College universities tend to be very diverse communities, says Christina Abraham, civil rights director of the Chicago Chapter of the Council on American-Islamic Relations (CAIR). "Anywhere you go the most diverse segment of a city tends to be where the university is centered," she says. It makes sense then for the racial composition of the campus police agency to reflect the educational community, says Shuford. A diverse police force brings multifarious perspectives and a greater knowledge of the people over whom the agency has enforcement authority, he points out. Less stereotyping may occur, he says, as officers work side by side with people from various minority communities and gain greater respect for their cultures and beliefs.
A department composition that mirrors the community may also boost the public's confidence in the police force. Communities of color, for example, might believe that because there are "people like them" in the department, the agency is "committed to even-handed enforcement," he explains.
Chalmers Sanders, director of public safety at the University of Michigan — Flint agrees that a diverse police force is a noble thing to strive for. But the overseer of safety for this college of 6,600 students emphasizes that the right thing to do isn't always feasible. Many things — from union and seniority rights to a lack of minority applicants — can hinder this effort.
Matching department demographics to the campus community is something all departments struggle with, admits Burke, who emphasizes that the fact all departments compete for the same minority applicants complicates things. The UW-Madison PD runs newspaper ads, participates in job fairs, recruits in larger cities with greater minority populations, targets other colleges and universities for their minority workforce, and advertises online.

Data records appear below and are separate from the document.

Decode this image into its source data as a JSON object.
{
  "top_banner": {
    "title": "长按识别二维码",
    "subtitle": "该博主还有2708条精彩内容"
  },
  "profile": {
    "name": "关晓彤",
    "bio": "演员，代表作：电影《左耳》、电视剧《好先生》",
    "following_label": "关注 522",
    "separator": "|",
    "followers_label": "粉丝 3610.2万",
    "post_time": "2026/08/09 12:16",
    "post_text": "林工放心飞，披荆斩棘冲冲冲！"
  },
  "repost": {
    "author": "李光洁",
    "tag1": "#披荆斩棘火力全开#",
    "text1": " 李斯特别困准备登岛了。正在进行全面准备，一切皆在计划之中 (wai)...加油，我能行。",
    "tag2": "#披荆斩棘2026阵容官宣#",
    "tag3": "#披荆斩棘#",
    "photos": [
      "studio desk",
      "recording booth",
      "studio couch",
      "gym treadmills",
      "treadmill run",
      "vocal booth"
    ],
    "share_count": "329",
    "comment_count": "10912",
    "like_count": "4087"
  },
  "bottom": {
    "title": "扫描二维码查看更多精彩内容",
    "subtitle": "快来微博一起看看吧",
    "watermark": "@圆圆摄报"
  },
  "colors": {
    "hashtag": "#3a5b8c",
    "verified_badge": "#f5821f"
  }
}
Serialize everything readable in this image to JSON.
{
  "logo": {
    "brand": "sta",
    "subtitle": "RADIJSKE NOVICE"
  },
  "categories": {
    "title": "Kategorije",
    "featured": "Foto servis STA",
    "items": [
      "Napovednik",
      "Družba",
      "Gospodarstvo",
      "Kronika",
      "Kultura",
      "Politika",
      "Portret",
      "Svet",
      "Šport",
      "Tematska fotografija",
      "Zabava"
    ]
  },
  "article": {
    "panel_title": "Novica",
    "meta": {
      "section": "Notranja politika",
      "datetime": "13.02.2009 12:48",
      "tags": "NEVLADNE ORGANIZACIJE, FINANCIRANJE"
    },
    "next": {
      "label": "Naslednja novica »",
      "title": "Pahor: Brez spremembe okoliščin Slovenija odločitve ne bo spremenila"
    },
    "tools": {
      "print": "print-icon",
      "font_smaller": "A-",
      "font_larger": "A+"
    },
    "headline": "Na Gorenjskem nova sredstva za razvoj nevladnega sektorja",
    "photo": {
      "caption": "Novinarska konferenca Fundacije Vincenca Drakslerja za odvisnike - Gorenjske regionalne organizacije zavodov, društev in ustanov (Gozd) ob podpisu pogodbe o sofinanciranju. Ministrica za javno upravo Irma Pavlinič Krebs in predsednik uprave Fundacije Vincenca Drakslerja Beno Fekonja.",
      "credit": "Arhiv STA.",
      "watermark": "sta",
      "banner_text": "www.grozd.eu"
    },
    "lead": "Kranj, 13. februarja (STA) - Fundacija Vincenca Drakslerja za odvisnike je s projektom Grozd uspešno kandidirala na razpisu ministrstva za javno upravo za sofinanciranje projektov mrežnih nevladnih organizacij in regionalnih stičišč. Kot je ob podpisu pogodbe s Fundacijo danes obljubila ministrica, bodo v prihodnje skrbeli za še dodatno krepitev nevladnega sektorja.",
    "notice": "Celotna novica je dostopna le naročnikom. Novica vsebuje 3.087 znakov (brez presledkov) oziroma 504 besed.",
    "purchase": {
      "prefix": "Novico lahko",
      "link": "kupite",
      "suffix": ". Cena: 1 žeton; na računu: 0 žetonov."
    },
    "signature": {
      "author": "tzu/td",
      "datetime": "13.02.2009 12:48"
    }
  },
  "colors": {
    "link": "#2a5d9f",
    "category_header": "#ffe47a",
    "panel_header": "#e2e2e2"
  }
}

Yet, he says, the agency still struggles to attain a composition that reflects the campus community.
"People tend to stay in the area where they already live," he says. "No matter how much we reach out to Chicago, Minneapolis or Detroit, it becomes unlikely that people will come here to work when they can get 100 jobs within driving distance of where they currently live." Thus, the makeup of most campus departments generally reflects the community at large as opposed to the campus community. "We will compete for those applicants, but we may have a finite population that we can draw from," he says.
Keeping this in mind, the Madison-based department sets its sights on hiring the best applicants it can, targeting those with open minds and exposure to different cultures. Burke relates current practices back to the old belief that only female officers could process sexual assault cases involving female victims. The profession, he says, quickly realized female officers were not always available and began to question whether a male officer could be just as informed, sensitive and compassionate. They soon learned both male and female officers could handle these cases appropriately. In that regard he asks, "Shouldn't a white officer be able to communicate appropriately and effectively, and in a respectful and dignified manner, with an African American? Shouldn't a Latino officer be able to do the same with a Muslim?" Burke maintains they can — if the right hiring decisions are made.
"I understand that there's a certain degree of credibility in seeing someone in uniform that looks like me. That's why we and other departments strive to reflect the communities we serve," he says. "But this is one of those things you continually strive for but may never attain."Know thy neighbor
Communication. Communi-cation. Communication. These are the three C's of law enforcement when policing a racially and culturally diverse student population. Community policing represents one way of keeping communication channels open, Burke points out.
The UW-Madison PD polices the Eagle Heights housing development on the far west end of campus. This is an area approximately 5,000 students from the campus' international community call home. To fully address the neighborhood's needs, the department has assigned it a community policing officer for more than 15 years. Having a single officer work closely within a given community helps foster trust between the police and international students, who often come from countries where law enforcement officials were feared, not trusted. "Officers get to be seen and observed as human beings not as authority figures, who are going to lock them up and throw away the key," Burke stresses.